Advocates urge department to end dirty, dangerous leasing for oil and gas on public lands, waters
For Immediate Release

DENVER -- The Department of Interior announced Tuesday that it will begin its comprehensive review of the department’s oil and gas leasing and permitting activities as required by President Joe Biden’s Executive Order on Tackling the Climate Crisis. This review, which follows a pause on new leasing activity by the administration, will begin with a public forum on March 25, featuring presentations from stakeholders.

The executive order directs the department to assess the costs to the climate and environment of federal oil and gas permitting and leasing practices in light of the department's responsibilities as steward of public lands and oceans.

Events like the 2010 Deepwater Horizon oil spill, which released 200 million gallons of oil into the Gulf of Mexico and killed up to 170,000 sea turtles and 800,000 birds, show the environmental risks of offshore drilling. The infrastructure needed to support drilling comes with a crushing cost to the environment and coastal communities, as Environment America Research & Policy Center found in its 2019 Offshore Drilling, Onshore Damage report.  

Environment America’s Protect our Oceans Campaign Director Kelsey Lampe released the following statement: 

“Offshore oil drilling is dirty, dangerous and doesn’t belong in our coastal waters. We are thrilled that President Biden put a pause on leasing while his administration studies drilling’s inherent threats to America’s wildlife and our climate, and we look forward to bringing an end to the practice. From oil spills at sea to air pollution on land, from oil rig to onshore pipeline, bringing fossil fuels to market isn’t worth the risk and isn’t compatible with a healthier, greener future.”  

Environment America’s Public Lands Campaign Director Len Montgomery released the following statement: 

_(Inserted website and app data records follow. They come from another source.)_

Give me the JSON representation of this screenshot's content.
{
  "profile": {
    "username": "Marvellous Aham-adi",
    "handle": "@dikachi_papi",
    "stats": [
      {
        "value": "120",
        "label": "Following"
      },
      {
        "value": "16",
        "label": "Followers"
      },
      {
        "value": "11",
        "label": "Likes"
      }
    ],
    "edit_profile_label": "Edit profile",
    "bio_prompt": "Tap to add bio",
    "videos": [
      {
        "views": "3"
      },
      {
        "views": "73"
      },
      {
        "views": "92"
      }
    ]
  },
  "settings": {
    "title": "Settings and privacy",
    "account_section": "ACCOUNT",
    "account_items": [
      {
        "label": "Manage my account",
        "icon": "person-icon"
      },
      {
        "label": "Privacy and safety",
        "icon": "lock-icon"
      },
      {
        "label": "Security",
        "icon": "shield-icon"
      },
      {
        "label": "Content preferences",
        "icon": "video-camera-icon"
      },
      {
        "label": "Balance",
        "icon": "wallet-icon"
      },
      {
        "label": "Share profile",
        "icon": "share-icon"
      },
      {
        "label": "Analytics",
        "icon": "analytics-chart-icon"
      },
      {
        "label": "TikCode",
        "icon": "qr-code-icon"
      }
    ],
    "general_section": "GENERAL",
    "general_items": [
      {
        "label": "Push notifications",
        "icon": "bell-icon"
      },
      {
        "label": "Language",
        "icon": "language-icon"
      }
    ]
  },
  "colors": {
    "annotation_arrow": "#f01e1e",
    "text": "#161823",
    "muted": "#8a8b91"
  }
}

“Our public lands provide the space and serenity for Americans to lose themselves in the great outdoors. Parks, monuments, wildlife refuges and forests also provide space and habitat for wildlife. Polluting oil operations are inconsistent with what public lands represent in our country’s culture or ethos. We need to make drilling for fossil fuels on public lands a relic of the past. It puts our country’s natural heritage at risk for a little more oil at a time when we are beginning the rapid transition to clean, renewable energy.”